The White Dot thing....not wishing to sound smug, but if the other two raise their hand then they can see two other white dots each. Yours and one of each other.

Sid said...

I am truly longing for something to put in my toilet. It's not a book...but it could be. Some of it may be fact, but probably most of it will be fiction. I hope I live long enough to read it...
Please Mr Chilcott give me something for the loo.

Bentonbag said...

Once upon a time I was at a coffee morning at Glebe School.
Sitting near me was a young mum with her mum who were talking about her sister/daughter who was terrified of the Daleks.
Grandma had been to Blackpool and bought a lifesized poster of a Dalek and she and Mum were discussing where to put it in sister's house for best, most terrifying effect.
After a while I said "Put in on the back of the toilet door"
They looked at me questioningly so I said
"Well she won't see it until she's shut the door and sat down"
There was a moment's thought then Mum said
"Aye, and she'll be in the right place when she sh8ts herself."
Grandma looked at me and said appraisingly
"I like you: you're evil."

Ian Robinson said...

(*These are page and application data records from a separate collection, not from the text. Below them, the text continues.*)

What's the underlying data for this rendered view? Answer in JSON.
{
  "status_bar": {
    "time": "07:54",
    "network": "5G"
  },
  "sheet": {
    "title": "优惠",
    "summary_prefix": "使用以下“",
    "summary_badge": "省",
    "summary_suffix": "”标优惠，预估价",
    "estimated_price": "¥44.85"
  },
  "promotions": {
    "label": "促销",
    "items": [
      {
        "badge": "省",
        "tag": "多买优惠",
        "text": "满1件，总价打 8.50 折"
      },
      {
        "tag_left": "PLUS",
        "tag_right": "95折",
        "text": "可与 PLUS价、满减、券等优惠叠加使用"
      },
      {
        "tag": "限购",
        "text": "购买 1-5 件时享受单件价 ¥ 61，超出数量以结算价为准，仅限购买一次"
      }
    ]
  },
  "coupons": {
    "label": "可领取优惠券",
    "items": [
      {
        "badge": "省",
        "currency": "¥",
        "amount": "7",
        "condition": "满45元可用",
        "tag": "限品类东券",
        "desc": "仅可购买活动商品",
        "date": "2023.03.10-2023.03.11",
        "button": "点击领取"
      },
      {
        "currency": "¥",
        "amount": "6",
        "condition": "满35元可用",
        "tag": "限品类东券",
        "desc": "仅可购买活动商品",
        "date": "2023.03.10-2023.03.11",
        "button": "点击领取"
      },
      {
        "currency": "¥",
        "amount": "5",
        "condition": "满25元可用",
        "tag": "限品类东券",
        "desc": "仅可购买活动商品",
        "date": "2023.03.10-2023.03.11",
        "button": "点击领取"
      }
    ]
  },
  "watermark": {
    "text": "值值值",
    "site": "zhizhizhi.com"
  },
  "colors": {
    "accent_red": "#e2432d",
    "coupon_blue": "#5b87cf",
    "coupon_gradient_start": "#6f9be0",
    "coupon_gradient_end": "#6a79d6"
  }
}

I knew this would happen! Pin back yer lugholes (as they used to say)...
You're right, Sid. But remember - the instruction was to raise your hand if you can see A WHITE DOT. So yes, we'd all raise our hands. BUT how does that prove that YOUR dot is white? The two other people COULD have raised their hands because they could (conceivably) only see EACH OTHER'S forehead dots.
Answer me that!
(Maybe we should foregather for a coffee before this comes to blows!)